REQUIREMENT: Nothing but a number should be written: the count of lines below that contain "handle".

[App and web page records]
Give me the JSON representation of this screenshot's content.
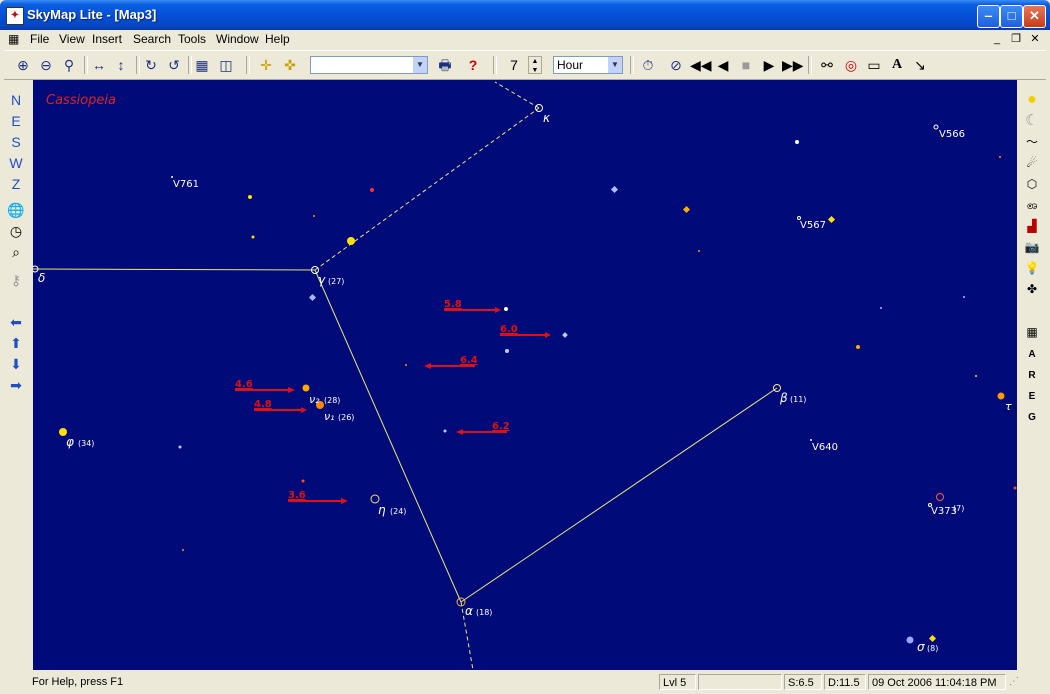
{
  "window": {
    "title": "SkyMap Lite - [Map3]"
  },
  "menu": [
    "File",
    "View",
    "Insert",
    "Search",
    "Tools",
    "Window",
    "Help"
  ],
  "toolbar": {
    "search_value": "",
    "step_value": "7",
    "unit_value": "Hour"
  },
  "left_toolbar": {
    "directions": [
      "N",
      "E",
      "S",
      "W",
      "Z"
    ]
  },
  "right_toolbar": {
    "letters": [
      "A",
      "R",
      "E",
      "G"
    ]
  },
  "map": {
    "constellation_name": "Cassiopeia",
    "star_labels": [
      {
        "text": "κ"
      },
      {
        "text": "V566"
      },
      {
        "text": "V761"
      },
      {
        "text": "V567"
      },
      {
        "text": "δ"
      },
      {
        "text": "γ"
      },
      {
        "text": "(27)"
      },
      {
        "text": "β"
      },
      {
        "text": "(11)"
      },
      {
        "text": "ν₂"
      },
      {
        "text": "(28)"
      },
      {
        "text": "ν₁"
      },
      {
        "text": "(26)"
      },
      {
        "text": "φ"
      },
      {
        "text": "(34)"
      },
      {
        "text": "V640"
      },
      {
        "text": "τ"
      },
      {
        "text": "η"
      },
      {
        "text": "(24)"
      },
      {
        "text": "V373"
      },
      {
        "text": "(7)"
      },
      {
        "text": "α"
      },
      {
        "text": "(18)"
      },
      {
        "text": "σ"
      },
      {
        "text": "(8)"
      }
    ],
    "magnitude_labels": [
      "5.8",
      "6.0",
      "6.4",
      "4.6",
      "4.8",
      "6.2",
      "3.6"
    ]
  },
  "status": {
    "help": "For Help, press F1",
    "level": "Lvl 5",
    "blank": "",
    "s": "S:6.5",
    "d": "D:11.5",
    "datetime": "09 Oct 2006 11:04:18 PM"
  },
  "colors": {
    "sky": "#000a78",
    "line": "#e8e87a",
    "annotation": "#e01010",
    "constellation_label": "#e02020"
  }
}
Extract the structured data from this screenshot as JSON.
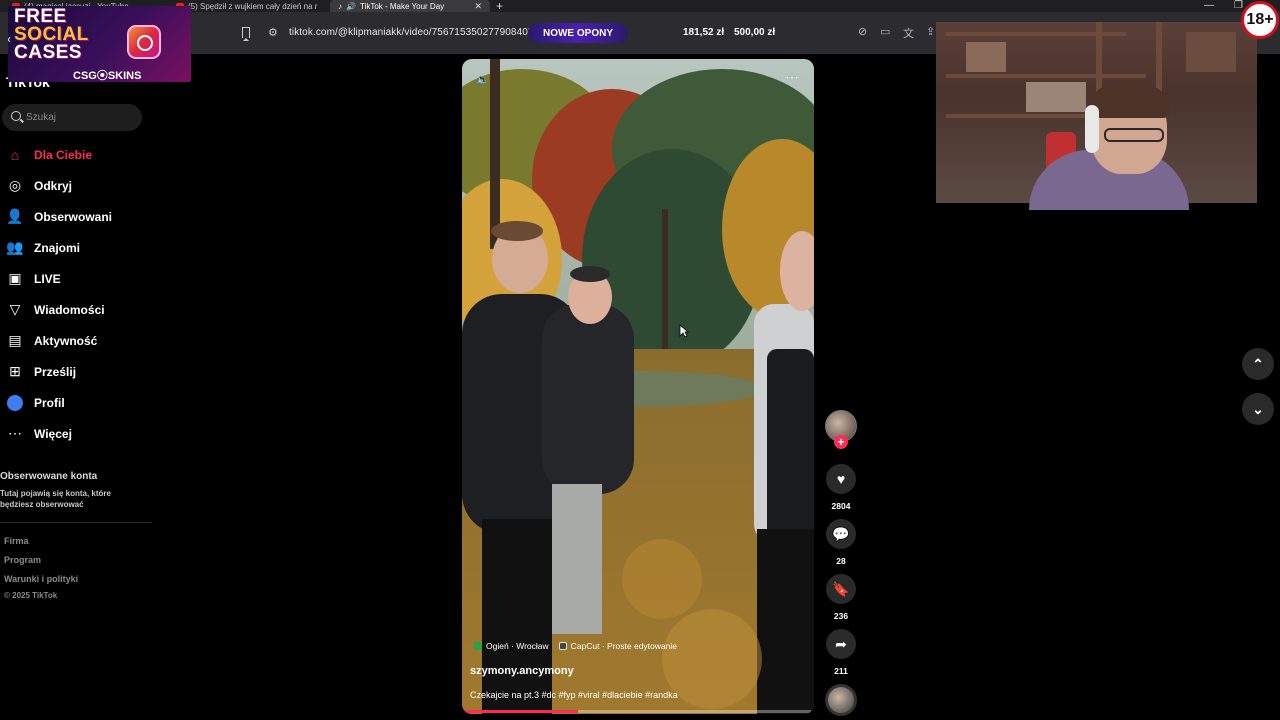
{
  "browser": {
    "tabs": [
      {
        "title": "(4) magical jaccuzi - YouTube"
      },
      {
        "title": "(5) Spędził z wujkiem cały dzień na r"
      },
      {
        "title": "TikTok - Make Your Day"
      }
    ],
    "url": "tiktok.com/@klipmaniakk/video/7567153502779084054",
    "promo_label": "NOWE OPONY",
    "price_1": "181,52 zł",
    "price_2": "500,00 zł"
  },
  "ad": {
    "headline_1": "FREE",
    "headline_2": "SOCIAL",
    "headline_3": "CASES",
    "brand": "CSG⦿SKINS"
  },
  "sidebar": {
    "logo_text": "TikTok",
    "search_placeholder": "Szukaj",
    "items": [
      {
        "label": "Dla Ciebie",
        "icon": "home-icon"
      },
      {
        "label": "Odkryj",
        "icon": "compass-icon"
      },
      {
        "label": "Obserwowani",
        "icon": "user-plus-icon"
      },
      {
        "label": "Znajomi",
        "icon": "friends-icon"
      },
      {
        "label": "LIVE",
        "icon": "live-icon"
      },
      {
        "label": "Wiadomości",
        "icon": "send-icon"
      },
      {
        "label": "Aktywność",
        "icon": "inbox-icon"
      },
      {
        "label": "Prześlij",
        "icon": "upload-icon"
      },
      {
        "label": "Profil",
        "icon": "avatar-icon"
      },
      {
        "label": "Więcej",
        "icon": "more-icon"
      }
    ],
    "followed_title": "Obserwowane konta",
    "followed_desc": "Tutaj pojawią się konta, które będziesz obserwować",
    "footer_links": [
      "Firma",
      "Program",
      "Warunki i polityki"
    ],
    "copyright": "© 2025 TikTok"
  },
  "video": {
    "tags": [
      {
        "label": "Ogień · Wrocław"
      },
      {
        "label": "CapCut · Proste edytowanie"
      }
    ],
    "author": "szymony.ancymony",
    "caption": "Czekajcie na pt.3 #dc #fyp #viral #dlaciebie #randka",
    "progress": 0.33
  },
  "actions": {
    "likes": "2804",
    "comments": "28",
    "saves": "236",
    "shares": "211"
  },
  "overlay": {
    "age_badge": "18+"
  },
  "colors": {
    "accent": "#fe2c55",
    "background": "#000000",
    "promo": "#4a1fb0"
  }
}
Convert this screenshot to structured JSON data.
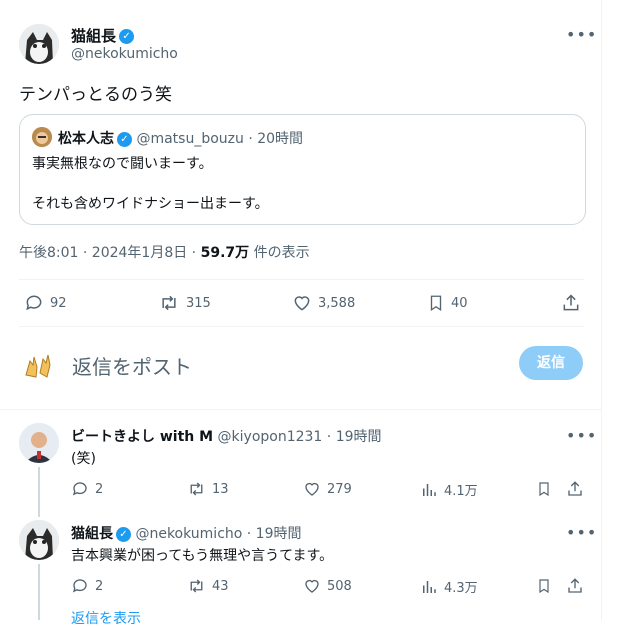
{
  "main_tweet": {
    "display_name": "猫組長",
    "handle": "@nekokumicho",
    "text": "テンパっとるのう笑",
    "timestamp": "午後8:01 · 2024年1月8日 · ",
    "views_count": "59.7万",
    "views_label": " 件の表示",
    "quote": {
      "display_name": "松本人志",
      "handle": "@matsu_bouzu",
      "time": "· 20時間",
      "line1": "事実無根なので闘いまーす。",
      "line2": "それも含めワイドナショー出まーす。"
    },
    "actions": {
      "replies": "92",
      "reposts": "315",
      "likes": "3,588",
      "bookmarks": "40"
    }
  },
  "composer": {
    "placeholder": "返信をポスト",
    "button_label": "返信"
  },
  "replies": [
    {
      "display_name": "ビートきよし with M",
      "handle": "@kiyopon1231",
      "time": "· 19時間",
      "text": "(笑)",
      "replies": "2",
      "reposts": "13",
      "likes": "279",
      "views": "4.1万"
    },
    {
      "display_name": "猫組長",
      "handle": "@nekokumicho",
      "time": "· 19時間",
      "text": "吉本興業が困ってもう無理や言うてます。",
      "replies": "2",
      "reposts": "43",
      "likes": "508",
      "views": "4.3万"
    }
  ],
  "show_replies": "返信を表示",
  "colors": {
    "accent": "#1d9bf0",
    "muted": "#536471",
    "border": "#cfd9de"
  }
}
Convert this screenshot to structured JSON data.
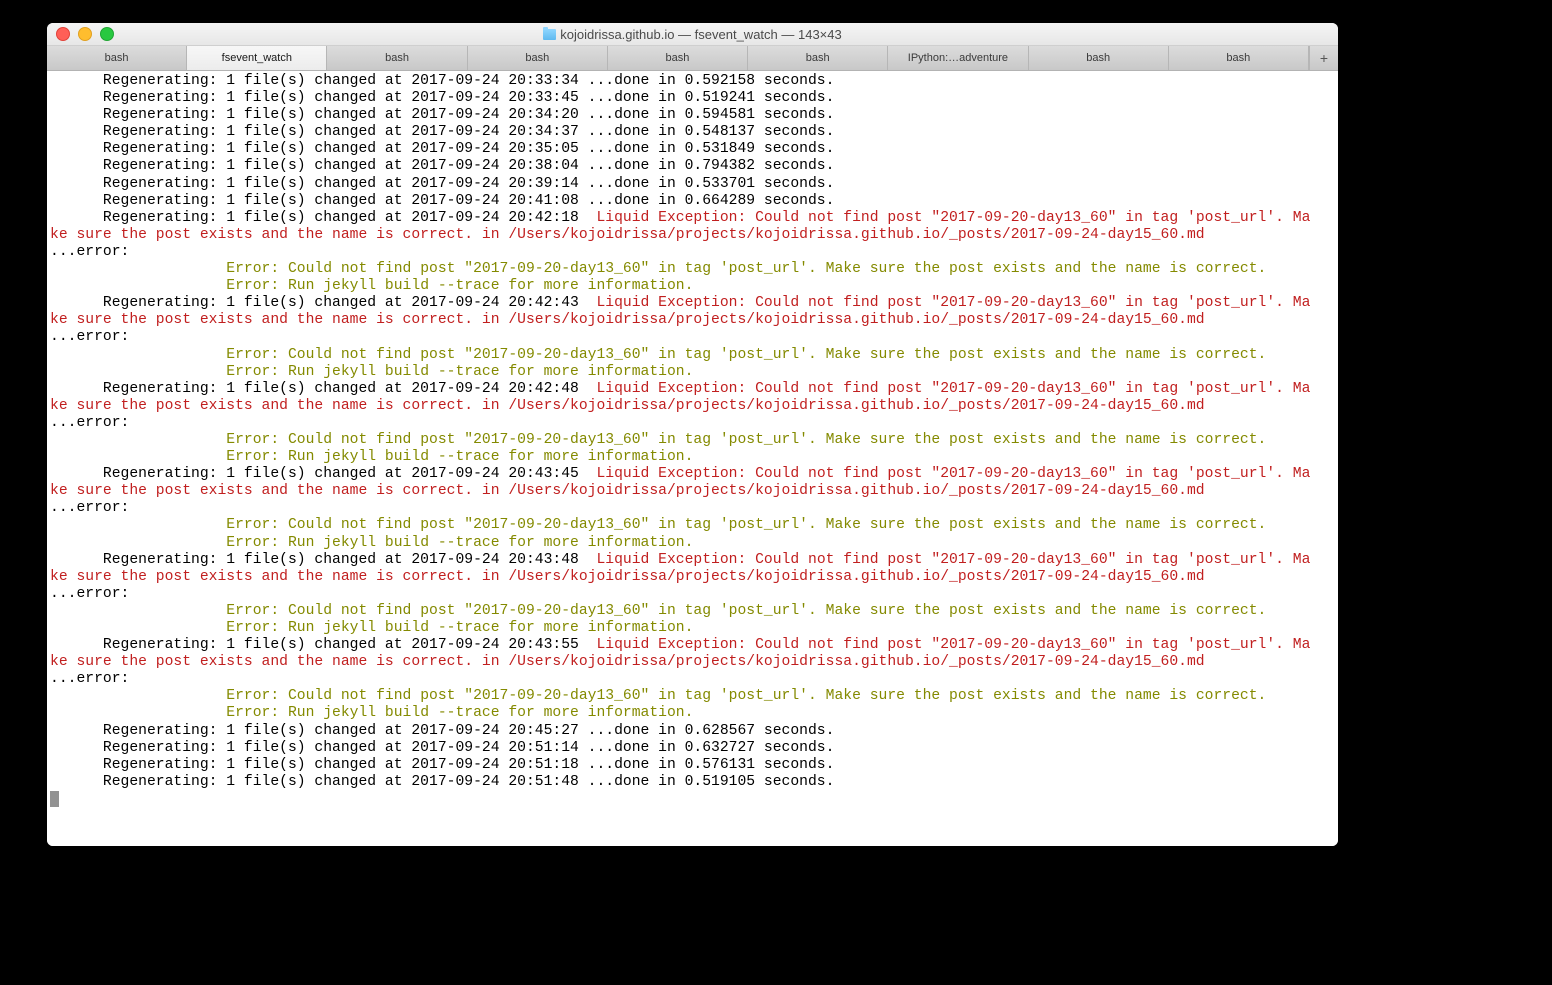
{
  "window": {
    "title": "kojoidrissa.github.io — fsevent_watch — 143×43",
    "tabs": [
      {
        "label": "bash",
        "active": false
      },
      {
        "label": "fsevent_watch",
        "active": true
      },
      {
        "label": "bash",
        "active": false
      },
      {
        "label": "bash",
        "active": false
      },
      {
        "label": "bash",
        "active": false
      },
      {
        "label": "bash",
        "active": false
      },
      {
        "label": "IPython:…adventure",
        "active": false
      },
      {
        "label": "bash",
        "active": false
      },
      {
        "label": "bash",
        "active": false
      }
    ],
    "new_tab_glyph": "+"
  },
  "colors": {
    "error_red": "#c11f1f",
    "warn_yellow": "#848a00",
    "text_black": "#000000"
  },
  "terminal": {
    "successful_runs_top": [
      {
        "time": "2017-09-24 20:33:34",
        "seconds": "0.592158"
      },
      {
        "time": "2017-09-24 20:33:45",
        "seconds": "0.519241"
      },
      {
        "time": "2017-09-24 20:34:20",
        "seconds": "0.594581"
      },
      {
        "time": "2017-09-24 20:34:37",
        "seconds": "0.548137"
      },
      {
        "time": "2017-09-24 20:35:05",
        "seconds": "0.531849"
      },
      {
        "time": "2017-09-24 20:38:04",
        "seconds": "0.794382"
      },
      {
        "time": "2017-09-24 20:39:14",
        "seconds": "0.533701"
      },
      {
        "time": "2017-09-24 20:41:08",
        "seconds": "0.664289"
      }
    ],
    "error_runs": [
      {
        "time": "2017-09-24 20:42:18"
      },
      {
        "time": "2017-09-24 20:42:43"
      },
      {
        "time": "2017-09-24 20:42:48"
      },
      {
        "time": "2017-09-24 20:43:45"
      },
      {
        "time": "2017-09-24 20:43:48"
      },
      {
        "time": "2017-09-24 20:43:55"
      }
    ],
    "liquid_exception_msg": "Liquid Exception: Could not find post \"2017-09-20-day13_60\" in tag 'post_url'. Make sure the post exists and the name is correct. in /Users/kojoidrissa/projects/kojoidrissa.github.io/_posts/2017-09-24-day15_60.md",
    "error_prefix": "...error:",
    "yellow_error_1": "Error: Could not find post \"2017-09-20-day13_60\" in tag 'post_url'. Make sure the post exists and the name is correct.",
    "yellow_error_2": "Error: Run jekyll build --trace for more information.",
    "successful_runs_bottom": [
      {
        "time": "2017-09-24 20:45:27",
        "seconds": "0.628567"
      },
      {
        "time": "2017-09-24 20:51:14",
        "seconds": "0.632727"
      },
      {
        "time": "2017-09-24 20:51:18",
        "seconds": "0.576131"
      },
      {
        "time": "2017-09-24 20:51:48",
        "seconds": "0.519105"
      }
    ]
  }
}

WORKED SOLUTION: 4